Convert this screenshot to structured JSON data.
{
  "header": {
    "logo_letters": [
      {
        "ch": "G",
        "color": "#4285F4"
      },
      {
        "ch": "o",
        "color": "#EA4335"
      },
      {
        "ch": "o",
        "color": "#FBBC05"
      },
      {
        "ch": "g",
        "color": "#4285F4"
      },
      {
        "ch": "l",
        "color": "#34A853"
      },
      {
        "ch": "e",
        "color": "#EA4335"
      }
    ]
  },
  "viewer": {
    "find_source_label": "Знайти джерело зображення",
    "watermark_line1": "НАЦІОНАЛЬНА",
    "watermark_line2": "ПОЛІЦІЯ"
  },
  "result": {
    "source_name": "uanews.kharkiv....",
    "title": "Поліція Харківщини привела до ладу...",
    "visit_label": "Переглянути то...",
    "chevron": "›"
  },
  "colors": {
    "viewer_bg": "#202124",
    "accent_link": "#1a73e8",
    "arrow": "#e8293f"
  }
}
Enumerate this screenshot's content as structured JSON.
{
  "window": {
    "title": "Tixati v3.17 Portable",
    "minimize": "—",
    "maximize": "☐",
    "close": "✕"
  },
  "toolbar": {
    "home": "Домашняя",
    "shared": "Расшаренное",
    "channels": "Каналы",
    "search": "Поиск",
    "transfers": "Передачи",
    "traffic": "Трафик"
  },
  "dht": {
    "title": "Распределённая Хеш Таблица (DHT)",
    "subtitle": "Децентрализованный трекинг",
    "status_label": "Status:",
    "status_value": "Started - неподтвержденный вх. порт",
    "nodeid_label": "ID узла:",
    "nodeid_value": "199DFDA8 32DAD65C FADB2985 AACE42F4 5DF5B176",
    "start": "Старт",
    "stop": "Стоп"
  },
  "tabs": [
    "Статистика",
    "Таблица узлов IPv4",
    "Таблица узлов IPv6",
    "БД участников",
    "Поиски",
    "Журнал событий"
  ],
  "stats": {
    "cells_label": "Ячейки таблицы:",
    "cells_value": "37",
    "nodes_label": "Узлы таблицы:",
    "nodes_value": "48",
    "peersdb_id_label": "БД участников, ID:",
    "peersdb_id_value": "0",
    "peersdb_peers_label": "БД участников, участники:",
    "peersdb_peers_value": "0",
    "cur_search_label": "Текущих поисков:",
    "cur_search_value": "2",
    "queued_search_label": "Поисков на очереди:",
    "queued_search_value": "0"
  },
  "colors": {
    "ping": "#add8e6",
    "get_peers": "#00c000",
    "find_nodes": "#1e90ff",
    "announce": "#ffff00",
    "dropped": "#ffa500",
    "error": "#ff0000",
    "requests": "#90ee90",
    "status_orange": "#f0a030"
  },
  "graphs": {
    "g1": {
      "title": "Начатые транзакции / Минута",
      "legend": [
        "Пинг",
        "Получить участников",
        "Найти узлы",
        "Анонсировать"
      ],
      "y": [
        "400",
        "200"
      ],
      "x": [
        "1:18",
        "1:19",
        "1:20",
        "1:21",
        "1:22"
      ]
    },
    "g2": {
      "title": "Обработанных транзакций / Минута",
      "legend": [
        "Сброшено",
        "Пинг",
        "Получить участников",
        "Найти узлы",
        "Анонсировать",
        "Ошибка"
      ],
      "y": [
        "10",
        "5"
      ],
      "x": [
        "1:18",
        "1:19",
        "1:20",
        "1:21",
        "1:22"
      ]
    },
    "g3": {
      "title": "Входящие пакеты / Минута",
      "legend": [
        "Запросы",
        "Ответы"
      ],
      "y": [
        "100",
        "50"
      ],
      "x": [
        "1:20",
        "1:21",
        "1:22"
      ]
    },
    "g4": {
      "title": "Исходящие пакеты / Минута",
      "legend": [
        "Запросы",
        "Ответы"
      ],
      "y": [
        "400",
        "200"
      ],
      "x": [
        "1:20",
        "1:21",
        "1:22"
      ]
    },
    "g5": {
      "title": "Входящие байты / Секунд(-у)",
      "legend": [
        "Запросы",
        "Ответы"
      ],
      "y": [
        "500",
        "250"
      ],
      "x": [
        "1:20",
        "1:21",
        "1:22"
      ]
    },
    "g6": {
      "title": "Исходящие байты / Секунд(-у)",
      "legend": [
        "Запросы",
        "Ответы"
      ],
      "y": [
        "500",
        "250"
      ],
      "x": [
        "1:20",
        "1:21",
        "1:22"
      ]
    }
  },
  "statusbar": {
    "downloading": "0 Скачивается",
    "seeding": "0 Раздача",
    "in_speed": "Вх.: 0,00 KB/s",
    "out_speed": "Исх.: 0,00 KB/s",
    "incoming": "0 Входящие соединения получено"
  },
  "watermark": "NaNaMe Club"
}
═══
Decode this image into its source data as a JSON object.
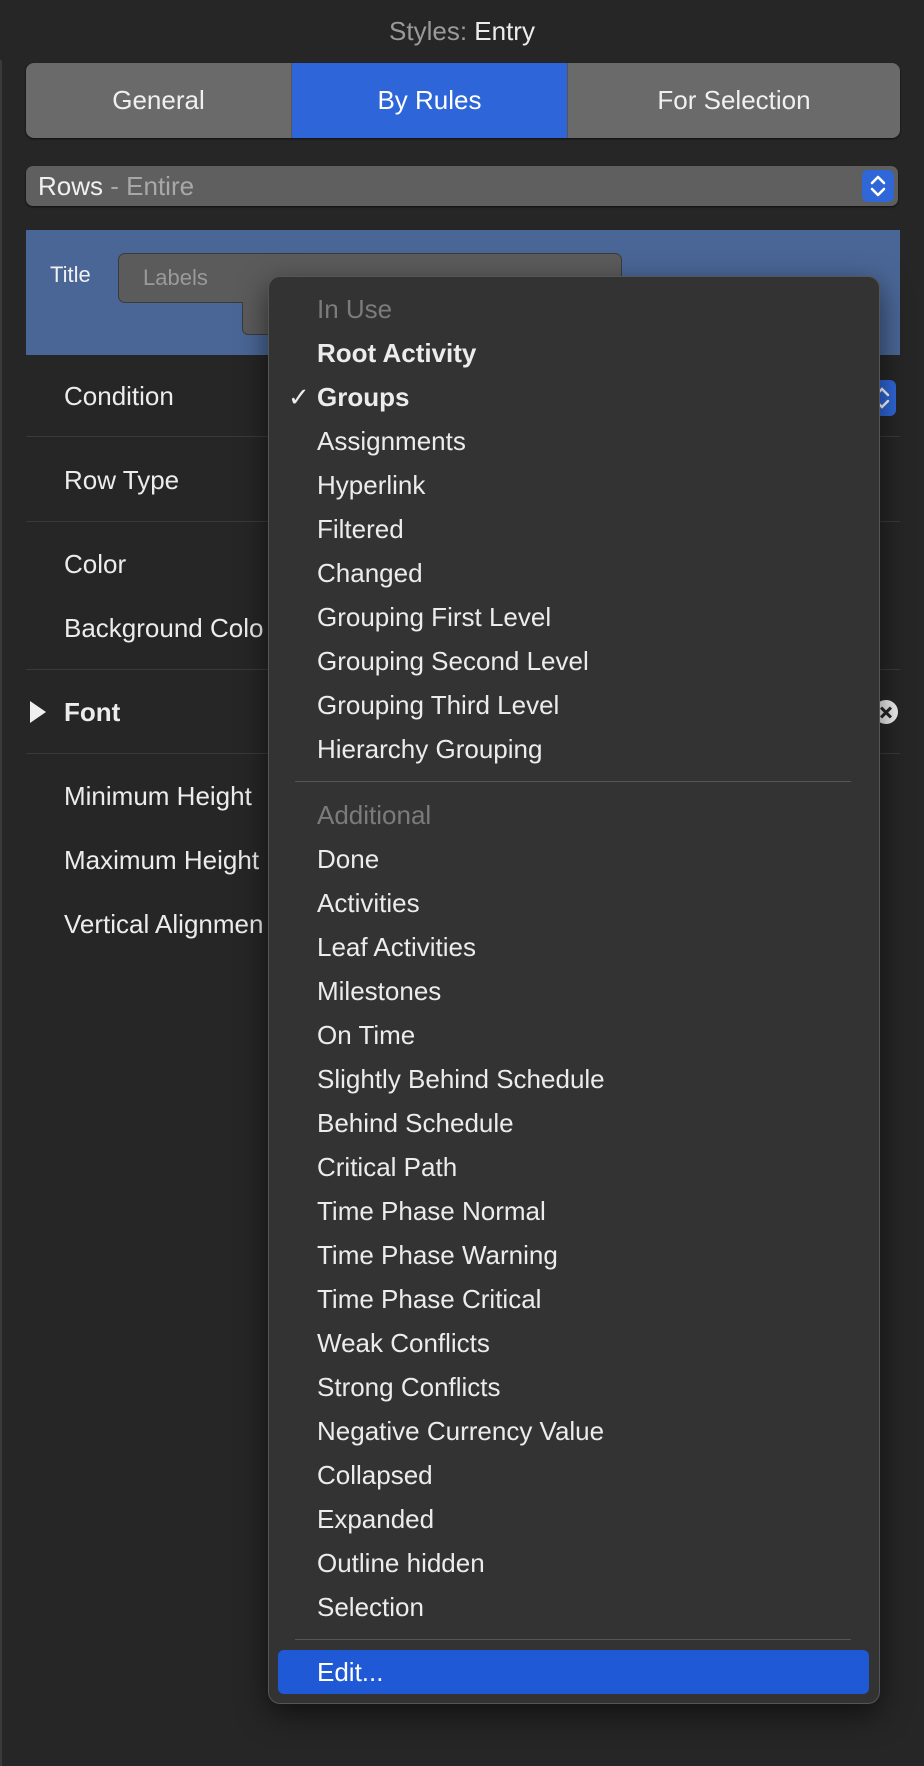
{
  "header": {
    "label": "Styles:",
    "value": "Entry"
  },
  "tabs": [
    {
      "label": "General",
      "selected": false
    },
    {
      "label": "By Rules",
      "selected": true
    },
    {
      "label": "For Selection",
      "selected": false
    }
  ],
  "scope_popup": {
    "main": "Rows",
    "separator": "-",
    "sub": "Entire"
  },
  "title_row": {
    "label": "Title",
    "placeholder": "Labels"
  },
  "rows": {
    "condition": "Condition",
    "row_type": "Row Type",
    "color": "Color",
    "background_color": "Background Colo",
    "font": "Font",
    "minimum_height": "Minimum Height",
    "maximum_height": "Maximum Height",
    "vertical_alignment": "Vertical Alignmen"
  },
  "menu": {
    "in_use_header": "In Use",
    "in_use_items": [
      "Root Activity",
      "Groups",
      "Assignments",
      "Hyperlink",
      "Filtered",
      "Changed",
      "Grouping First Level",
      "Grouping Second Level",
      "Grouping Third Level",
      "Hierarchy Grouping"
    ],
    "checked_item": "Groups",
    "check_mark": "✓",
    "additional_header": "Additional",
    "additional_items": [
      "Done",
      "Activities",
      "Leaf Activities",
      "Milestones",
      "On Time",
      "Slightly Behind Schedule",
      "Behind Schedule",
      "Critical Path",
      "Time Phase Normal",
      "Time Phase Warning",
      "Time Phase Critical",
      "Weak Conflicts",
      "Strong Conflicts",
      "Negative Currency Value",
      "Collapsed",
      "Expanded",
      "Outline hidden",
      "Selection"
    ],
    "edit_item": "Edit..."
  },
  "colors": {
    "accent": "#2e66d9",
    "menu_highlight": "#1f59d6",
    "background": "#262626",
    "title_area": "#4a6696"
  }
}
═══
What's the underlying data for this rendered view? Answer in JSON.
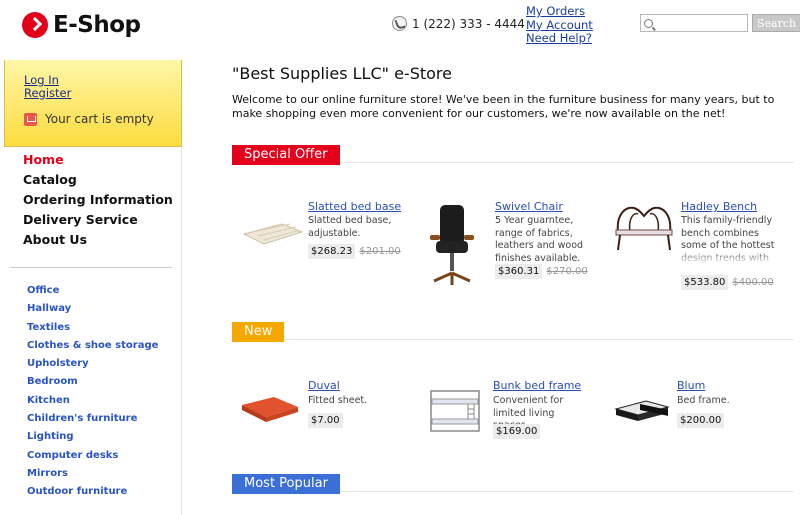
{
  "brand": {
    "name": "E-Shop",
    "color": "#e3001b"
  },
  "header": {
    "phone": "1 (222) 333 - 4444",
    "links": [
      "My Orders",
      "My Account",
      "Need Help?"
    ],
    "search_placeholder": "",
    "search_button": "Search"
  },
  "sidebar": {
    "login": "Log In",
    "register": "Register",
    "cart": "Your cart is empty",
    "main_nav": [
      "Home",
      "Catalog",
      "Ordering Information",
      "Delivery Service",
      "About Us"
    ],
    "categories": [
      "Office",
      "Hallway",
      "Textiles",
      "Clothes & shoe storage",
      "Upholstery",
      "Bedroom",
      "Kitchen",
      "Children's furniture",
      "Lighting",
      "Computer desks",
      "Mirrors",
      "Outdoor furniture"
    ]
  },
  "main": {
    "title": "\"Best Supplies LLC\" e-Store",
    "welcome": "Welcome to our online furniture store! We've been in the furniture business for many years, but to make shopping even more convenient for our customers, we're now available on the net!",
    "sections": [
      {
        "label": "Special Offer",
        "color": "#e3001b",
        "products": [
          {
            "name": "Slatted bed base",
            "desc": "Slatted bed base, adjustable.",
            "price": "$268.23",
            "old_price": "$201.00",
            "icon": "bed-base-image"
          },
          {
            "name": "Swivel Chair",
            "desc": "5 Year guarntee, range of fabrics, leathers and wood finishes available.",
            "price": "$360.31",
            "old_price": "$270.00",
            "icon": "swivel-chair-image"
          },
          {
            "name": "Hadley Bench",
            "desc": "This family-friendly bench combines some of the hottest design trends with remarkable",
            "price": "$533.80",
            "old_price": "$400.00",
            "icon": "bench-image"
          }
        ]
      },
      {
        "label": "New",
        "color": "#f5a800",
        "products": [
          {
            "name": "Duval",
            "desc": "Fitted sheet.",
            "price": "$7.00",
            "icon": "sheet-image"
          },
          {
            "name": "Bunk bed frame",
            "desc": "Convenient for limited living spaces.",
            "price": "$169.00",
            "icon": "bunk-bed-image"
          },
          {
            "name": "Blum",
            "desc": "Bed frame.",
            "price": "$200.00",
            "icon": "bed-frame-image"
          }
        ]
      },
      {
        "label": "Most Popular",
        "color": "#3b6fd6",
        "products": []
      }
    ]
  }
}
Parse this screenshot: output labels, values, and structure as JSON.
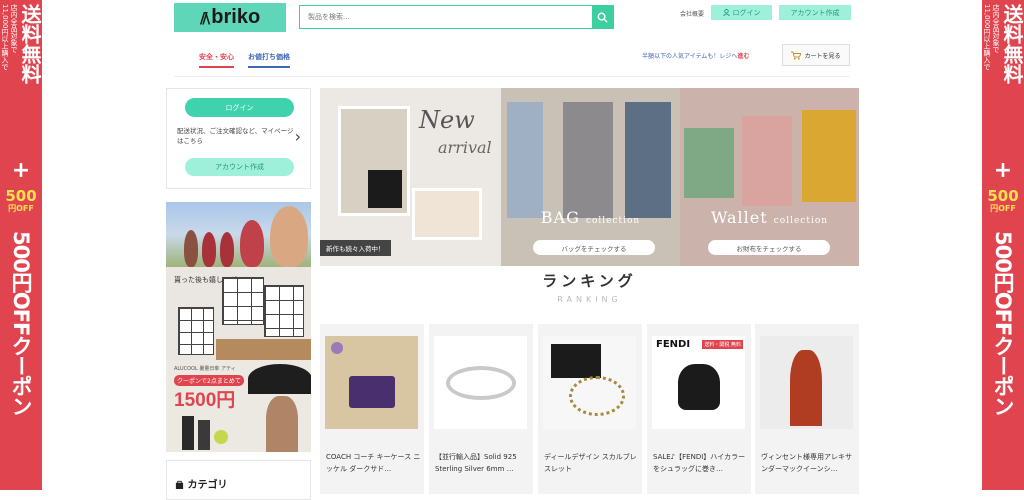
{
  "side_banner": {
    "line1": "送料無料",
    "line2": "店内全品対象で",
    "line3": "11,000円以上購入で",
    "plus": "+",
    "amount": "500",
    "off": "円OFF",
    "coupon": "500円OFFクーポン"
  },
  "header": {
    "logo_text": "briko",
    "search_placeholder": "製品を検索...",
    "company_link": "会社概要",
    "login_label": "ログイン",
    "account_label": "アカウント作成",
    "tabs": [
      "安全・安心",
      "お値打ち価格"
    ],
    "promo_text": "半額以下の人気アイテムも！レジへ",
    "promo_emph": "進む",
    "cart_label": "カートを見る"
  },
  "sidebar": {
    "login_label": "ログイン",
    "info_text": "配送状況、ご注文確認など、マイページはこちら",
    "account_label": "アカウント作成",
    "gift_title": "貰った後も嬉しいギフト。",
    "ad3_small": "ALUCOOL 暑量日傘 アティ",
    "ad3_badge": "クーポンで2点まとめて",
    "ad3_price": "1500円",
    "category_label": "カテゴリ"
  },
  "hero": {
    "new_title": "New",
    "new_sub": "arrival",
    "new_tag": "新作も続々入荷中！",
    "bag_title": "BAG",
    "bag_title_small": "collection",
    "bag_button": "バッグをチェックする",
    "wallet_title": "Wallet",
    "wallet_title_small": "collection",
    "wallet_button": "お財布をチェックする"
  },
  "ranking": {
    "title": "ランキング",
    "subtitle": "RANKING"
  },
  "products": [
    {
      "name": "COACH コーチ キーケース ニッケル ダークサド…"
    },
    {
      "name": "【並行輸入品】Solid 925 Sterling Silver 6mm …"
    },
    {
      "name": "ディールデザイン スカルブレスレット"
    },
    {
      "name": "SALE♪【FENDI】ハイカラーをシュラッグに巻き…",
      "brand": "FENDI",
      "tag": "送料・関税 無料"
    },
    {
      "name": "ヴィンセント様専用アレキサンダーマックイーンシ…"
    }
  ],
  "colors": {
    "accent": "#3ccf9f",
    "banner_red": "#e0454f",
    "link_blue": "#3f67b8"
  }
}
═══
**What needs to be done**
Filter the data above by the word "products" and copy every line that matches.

**Answer**
        "products": [
        "products": [
        "products": []
  "products": [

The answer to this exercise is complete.